Agree with Bart - Condi and Rumsfeld are probably much closer in thinking than Powell and Rumsfeld were so the differences are mostly procedural. Another example of MSM making mountains out of molehills.

Posted by: AWW at July 31, 2005 11:25 AM

To the contrary, Powell and Rumsfeld would have shared a desire to bring the troops home ASAP.

Posted by: oj at July 31, 2005 11:29 AM


Yes, that's the quote that I vaguely remembered. Do you have a reference for it?

I do rather wonder if--rather than being a "Freudian slip"--Condi's reference to her "husband" was a running inner-circle joke.

Posted by: Anthony Perez-Miller at July 31, 2005 12:05 PM

Political Conversation: Condi’s Slip
A pressing issue of dinner-party etiquette is vexing Washington, according to a story now making the D.C. rounds: How should you react when your guest, in this case national-security adviser Condoleezza Rice, makes a poignant faux pas? At a recent dinner party hosted by New York Times D.C. bureau chief Philip Taubman and his wife, Times reporter Felicity Barringer, and attended by Arthur Sulzberger Jr., Maureen Dowd, Steven Weisman, and Elisabeth Bumiller, Rice was reportedly overheard saying, “As I was telling my husb—” and then stopping herself abruptly, before saying, “As I was telling President Bush.” Jaws dropped, but a guest says the slip by the unmarried politician, who spends weekends with the president and his wife, seemed more psychologically telling than incriminating. Nobody thinks Bush and Rice are actually an item. A National Security Council spokesman laughed and said, “No comment.”


Posted by: oj at July 31, 2005 12:09 PM

thanks, OJ...

Posted by: Anthony Perez-Miller at July 31, 2005 12:25 PM

Aw, c'mon - she did that for Dowdy's benefit - just to see if they could bait her into writing a piece about W and his black mistress the following week.

Rumsfeld may be the legendary bureaucratic warrior, but he's got to be getting tired. Besides, he saves his energy for fighting the ossified brass, not the State Department.
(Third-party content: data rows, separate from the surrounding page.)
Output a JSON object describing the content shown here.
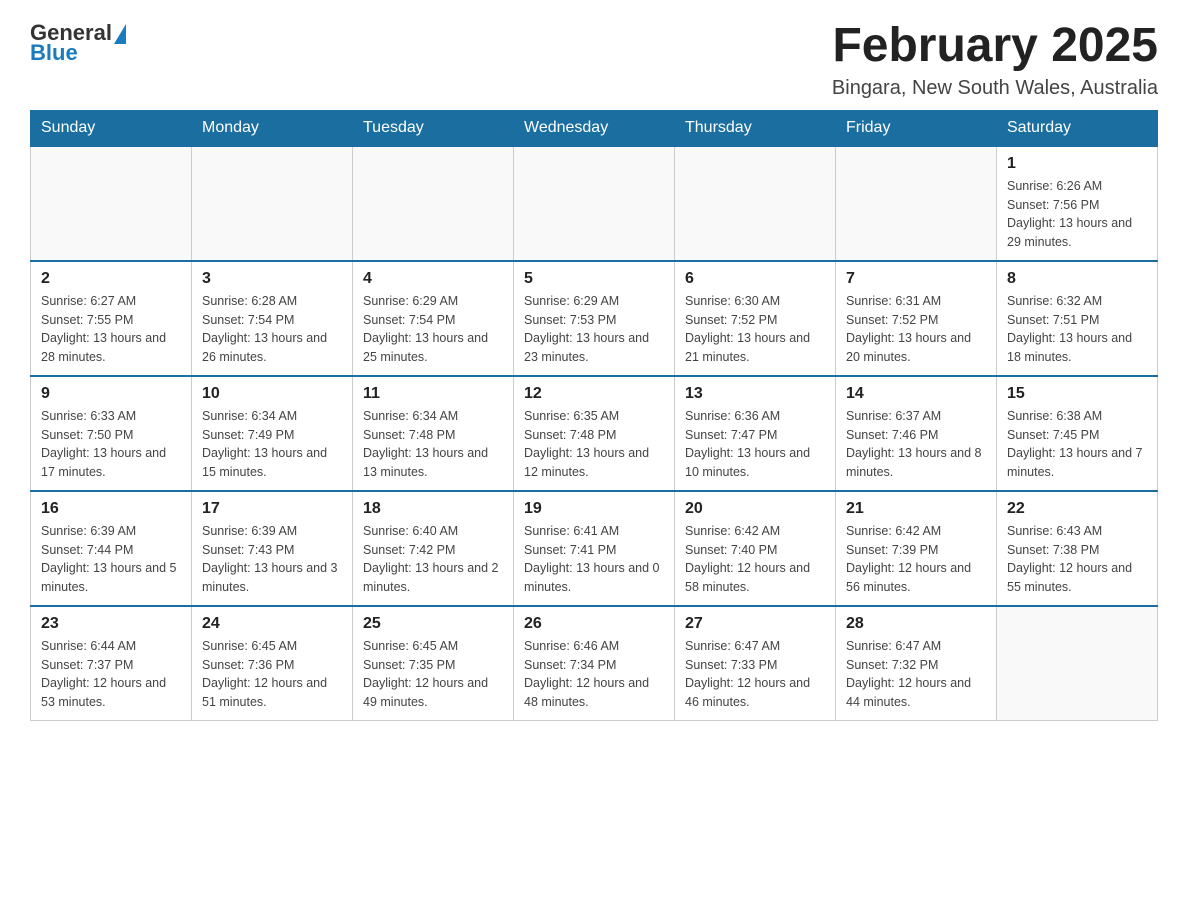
{
  "header": {
    "logo": {
      "text_general": "General",
      "text_blue": "Blue",
      "aria": "GeneralBlue logo"
    },
    "title": "February 2025",
    "location": "Bingara, New South Wales, Australia"
  },
  "calendar": {
    "days_of_week": [
      "Sunday",
      "Monday",
      "Tuesday",
      "Wednesday",
      "Thursday",
      "Friday",
      "Saturday"
    ],
    "weeks": [
      [
        {
          "day": "",
          "info": ""
        },
        {
          "day": "",
          "info": ""
        },
        {
          "day": "",
          "info": ""
        },
        {
          "day": "",
          "info": ""
        },
        {
          "day": "",
          "info": ""
        },
        {
          "day": "",
          "info": ""
        },
        {
          "day": "1",
          "info": "Sunrise: 6:26 AM\nSunset: 7:56 PM\nDaylight: 13 hours and 29 minutes."
        }
      ],
      [
        {
          "day": "2",
          "info": "Sunrise: 6:27 AM\nSunset: 7:55 PM\nDaylight: 13 hours and 28 minutes."
        },
        {
          "day": "3",
          "info": "Sunrise: 6:28 AM\nSunset: 7:54 PM\nDaylight: 13 hours and 26 minutes."
        },
        {
          "day": "4",
          "info": "Sunrise: 6:29 AM\nSunset: 7:54 PM\nDaylight: 13 hours and 25 minutes."
        },
        {
          "day": "5",
          "info": "Sunrise: 6:29 AM\nSunset: 7:53 PM\nDaylight: 13 hours and 23 minutes."
        },
        {
          "day": "6",
          "info": "Sunrise: 6:30 AM\nSunset: 7:52 PM\nDaylight: 13 hours and 21 minutes."
        },
        {
          "day": "7",
          "info": "Sunrise: 6:31 AM\nSunset: 7:52 PM\nDaylight: 13 hours and 20 minutes."
        },
        {
          "day": "8",
          "info": "Sunrise: 6:32 AM\nSunset: 7:51 PM\nDaylight: 13 hours and 18 minutes."
        }
      ],
      [
        {
          "day": "9",
          "info": "Sunrise: 6:33 AM\nSunset: 7:50 PM\nDaylight: 13 hours and 17 minutes."
        },
        {
          "day": "10",
          "info": "Sunrise: 6:34 AM\nSunset: 7:49 PM\nDaylight: 13 hours and 15 minutes."
        },
        {
          "day": "11",
          "info": "Sunrise: 6:34 AM\nSunset: 7:48 PM\nDaylight: 13 hours and 13 minutes."
        },
        {
          "day": "12",
          "info": "Sunrise: 6:35 AM\nSunset: 7:48 PM\nDaylight: 13 hours and 12 minutes."
        },
        {
          "day": "13",
          "info": "Sunrise: 6:36 AM\nSunset: 7:47 PM\nDaylight: 13 hours and 10 minutes."
        },
        {
          "day": "14",
          "info": "Sunrise: 6:37 AM\nSunset: 7:46 PM\nDaylight: 13 hours and 8 minutes."
        },
        {
          "day": "15",
          "info": "Sunrise: 6:38 AM\nSunset: 7:45 PM\nDaylight: 13 hours and 7 minutes."
        }
      ],
      [
        {
          "day": "16",
          "info": "Sunrise: 6:39 AM\nSunset: 7:44 PM\nDaylight: 13 hours and 5 minutes."
        },
        {
          "day": "17",
          "info": "Sunrise: 6:39 AM\nSunset: 7:43 PM\nDaylight: 13 hours and 3 minutes."
        },
        {
          "day": "18",
          "info": "Sunrise: 6:40 AM\nSunset: 7:42 PM\nDaylight: 13 hours and 2 minutes."
        },
        {
          "day": "19",
          "info": "Sunrise: 6:41 AM\nSunset: 7:41 PM\nDaylight: 13 hours and 0 minutes."
        },
        {
          "day": "20",
          "info": "Sunrise: 6:42 AM\nSunset: 7:40 PM\nDaylight: 12 hours and 58 minutes."
        },
        {
          "day": "21",
          "info": "Sunrise: 6:42 AM\nSunset: 7:39 PM\nDaylight: 12 hours and 56 minutes."
        },
        {
          "day": "22",
          "info": "Sunrise: 6:43 AM\nSunset: 7:38 PM\nDaylight: 12 hours and 55 minutes."
        }
      ],
      [
        {
          "day": "23",
          "info": "Sunrise: 6:44 AM\nSunset: 7:37 PM\nDaylight: 12 hours and 53 minutes."
        },
        {
          "day": "24",
          "info": "Sunrise: 6:45 AM\nSunset: 7:36 PM\nDaylight: 12 hours and 51 minutes."
        },
        {
          "day": "25",
          "info": "Sunrise: 6:45 AM\nSunset: 7:35 PM\nDaylight: 12 hours and 49 minutes."
        },
        {
          "day": "26",
          "info": "Sunrise: 6:46 AM\nSunset: 7:34 PM\nDaylight: 12 hours and 48 minutes."
        },
        {
          "day": "27",
          "info": "Sunrise: 6:47 AM\nSunset: 7:33 PM\nDaylight: 12 hours and 46 minutes."
        },
        {
          "day": "28",
          "info": "Sunrise: 6:47 AM\nSunset: 7:32 PM\nDaylight: 12 hours and 44 minutes."
        },
        {
          "day": "",
          "info": ""
        }
      ]
    ]
  }
}
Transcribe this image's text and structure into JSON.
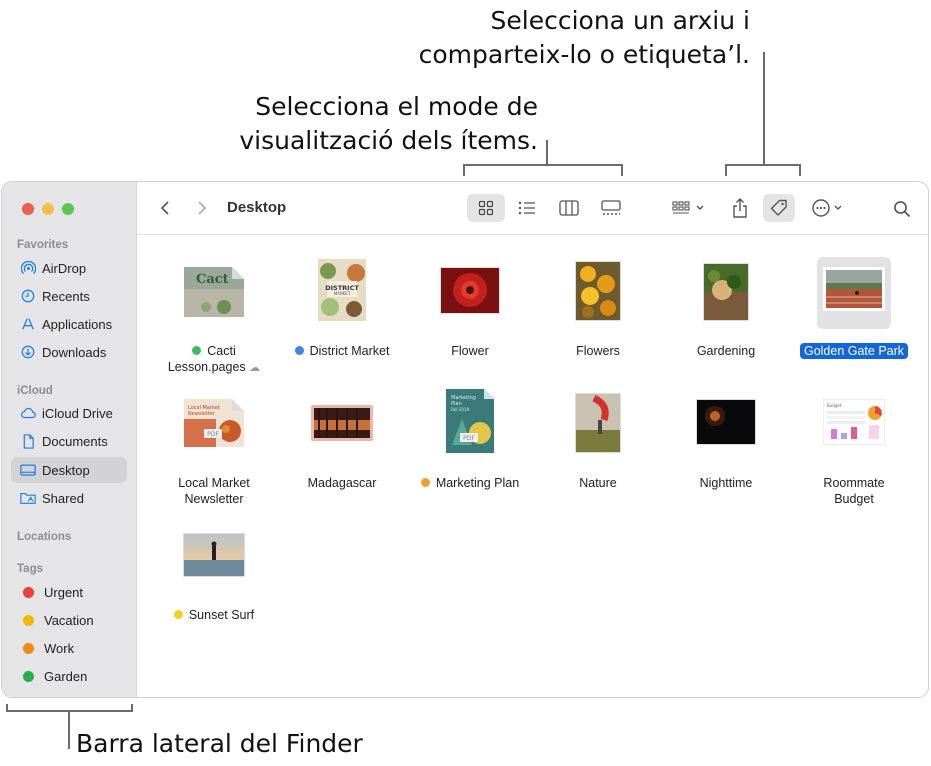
{
  "callouts": {
    "share_tag": "Selecciona un arxiu i\ncomparteix-lo o etiqueta’l.",
    "view_mode": "Selecciona el mode de\nvisualització dels ítems.",
    "sidebar": "Barra lateral del Finder"
  },
  "toolbar": {
    "title": "Desktop",
    "icons": [
      "chevron-left-icon",
      "chevron-right-icon",
      "icon-view-icon",
      "list-view-icon",
      "column-view-icon",
      "gallery-view-icon",
      "group-icon",
      "share-icon",
      "tag-icon",
      "more-icon",
      "search-icon"
    ]
  },
  "sidebar": {
    "favorites_label": "Favorites",
    "favorites": [
      {
        "label": "AirDrop",
        "icon": "airdrop-icon"
      },
      {
        "label": "Recents",
        "icon": "clock-icon"
      },
      {
        "label": "Applications",
        "icon": "applications-icon"
      },
      {
        "label": "Downloads",
        "icon": "download-icon"
      }
    ],
    "icloud_label": "iCloud",
    "icloud": [
      {
        "label": "iCloud Drive",
        "icon": "cloud-icon"
      },
      {
        "label": "Documents",
        "icon": "document-icon"
      },
      {
        "label": "Desktop",
        "icon": "desktop-icon",
        "selected": true
      },
      {
        "label": "Shared",
        "icon": "shared-folder-icon"
      }
    ],
    "locations_label": "Locations",
    "tags_label": "Tags",
    "tags": [
      {
        "label": "Urgent",
        "color": "#e8403a"
      },
      {
        "label": "Vacation",
        "color": "#f0b800"
      },
      {
        "label": "Work",
        "color": "#ee8a16"
      },
      {
        "label": "Garden",
        "color": "#27b04a"
      }
    ]
  },
  "files": [
    {
      "name": "Cacti\nLesson.pages",
      "tag": "#3dbb5c",
      "cloud": true,
      "thumb": "pages-doc"
    },
    {
      "name": "District Market",
      "tag": "#3d86e8",
      "thumb": "poster"
    },
    {
      "name": "Flower",
      "thumb": "flower"
    },
    {
      "name": "Flowers",
      "thumb": "flowers"
    },
    {
      "name": "Gardening",
      "thumb": "gardening"
    },
    {
      "name": "Golden Gate Park",
      "selected": true,
      "thumb": "track"
    },
    {
      "name": "Local Market\nNewsletter",
      "thumb": "pdf-newsletter"
    },
    {
      "name": "Madagascar",
      "thumb": "madagascar"
    },
    {
      "name": "Marketing Plan",
      "tag": "#f0a030",
      "thumb": "pdf-plan"
    },
    {
      "name": "Nature",
      "thumb": "nature"
    },
    {
      "name": "Nighttime",
      "thumb": "night"
    },
    {
      "name": "Roommate\nBudget",
      "thumb": "spreadsheet"
    },
    {
      "name": "Sunset Surf",
      "tag": "#f2cf1f",
      "thumb": "surf"
    }
  ]
}
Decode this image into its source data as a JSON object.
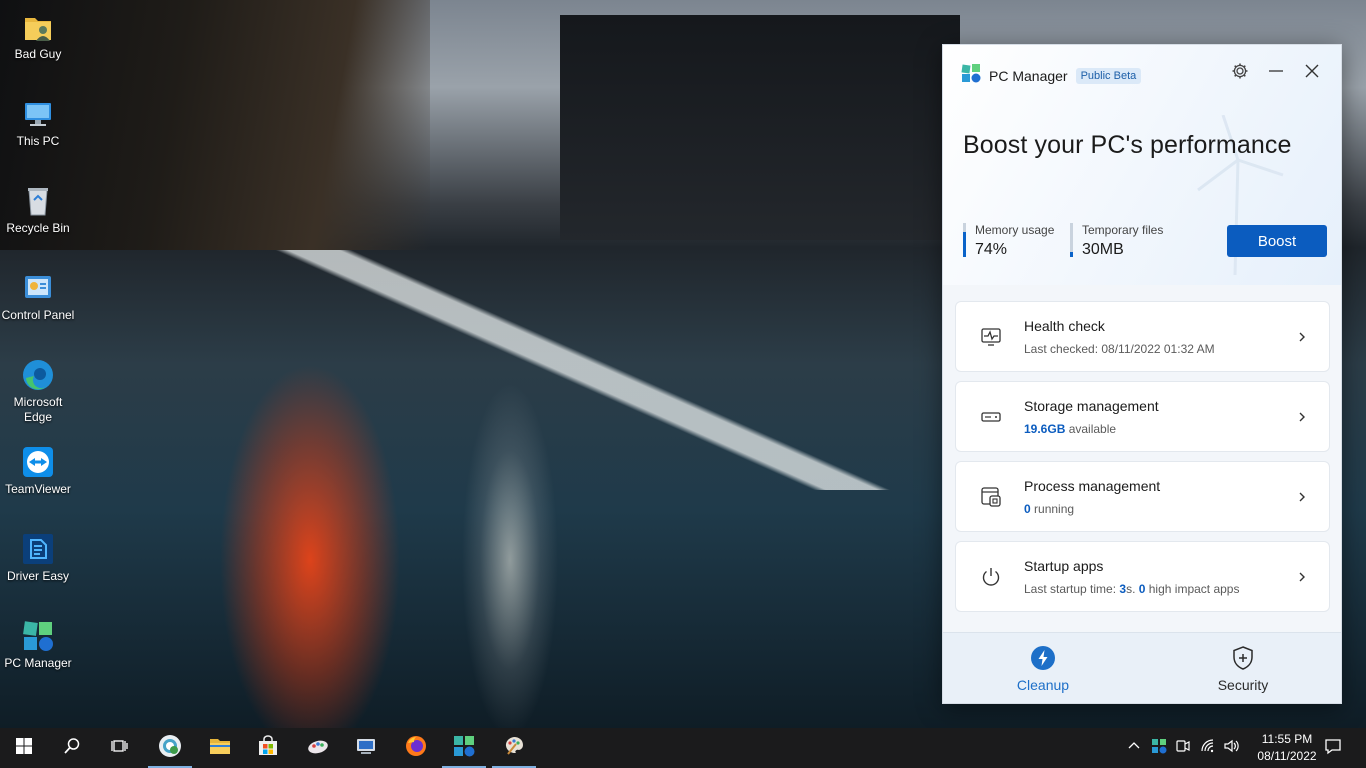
{
  "desktop": {
    "icons": [
      {
        "label": "Bad Guy",
        "icon": "user-folder-icon"
      },
      {
        "label": "This PC",
        "icon": "computer-icon"
      },
      {
        "label": "Recycle Bin",
        "icon": "recycle-bin-icon"
      },
      {
        "label": "Control Panel",
        "icon": "control-panel-icon"
      },
      {
        "label": "Microsoft Edge",
        "icon": "edge-icon"
      },
      {
        "label": "TeamViewer",
        "icon": "teamviewer-icon"
      },
      {
        "label": "Driver Easy",
        "icon": "driver-easy-icon"
      },
      {
        "label": "PC Manager",
        "icon": "pc-manager-icon"
      }
    ]
  },
  "pc_manager": {
    "title": "PC Manager",
    "badge": "Public Beta",
    "headline": "Boost your PC's performance",
    "stats": {
      "memory_label": "Memory usage",
      "memory_value": "74%",
      "memory_fraction": 0.74,
      "temp_label": "Temporary files",
      "temp_value": "30MB",
      "temp_fraction": 0.15
    },
    "boost_label": "Boost",
    "cards": {
      "health": {
        "title": "Health check",
        "subtitle": "Last checked: 08/11/2022 01:32 AM"
      },
      "storage": {
        "title": "Storage management",
        "value": "19.6GB",
        "suffix": " available"
      },
      "process": {
        "title": "Process management",
        "value": "0",
        "suffix": " running"
      },
      "startup": {
        "title": "Startup apps",
        "prefix": "Last startup time: ",
        "time_value": "3",
        "mid": "s. ",
        "impact_value": "0",
        "suffix": " high impact apps"
      }
    },
    "nav": {
      "cleanup": "Cleanup",
      "security": "Security"
    },
    "colors": {
      "accent": "#0b5cbf",
      "nav_active": "#1d6fc8",
      "nav_inactive": "#2b2b2b"
    }
  },
  "taskbar": {
    "time": "11:55 PM",
    "date": "08/11/2022"
  }
}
Posted by: jim hamlen at July 31, 2005 1:20 PM

Which is why he wants the troops home, so he fight the battle that matters, reconfiguring our Defense.

Posted by: oj at July 31, 2005 1:22 PM

Condi and W. Even if they were having an affair, a very unlikely if, would she refer to him as her husband? You guys who have had affairs, have your mezzogiorni ever refered to you as their husband.


Posted by: erp at July 31, 2005 1:50 PM

For those of you who believe that Rice and Rumsfield are pretty similar. Are you saying then that Rumsfield would have supported

1. One-on-One talks with North Korea
2. Giving concessions to Iran
3. Seeking investigations into human rights abuses in Uzbekistan at the expense of us losing our bases
4. Giving the International Criminal Court power to investigate atrocities in Sudan
5. Withdrawn aid for our Egyptian allies because of human rights abuses

If so, you have a more positive view of Rumsfield than I thought

Posted by: Jeff at July 31, 2005 2:04 PM

Cannot claim she is ineffective. She got Garang killed.

A triumph of appeasement.

Posted by: Harry Eagar at August 1, 2005 10:07 PM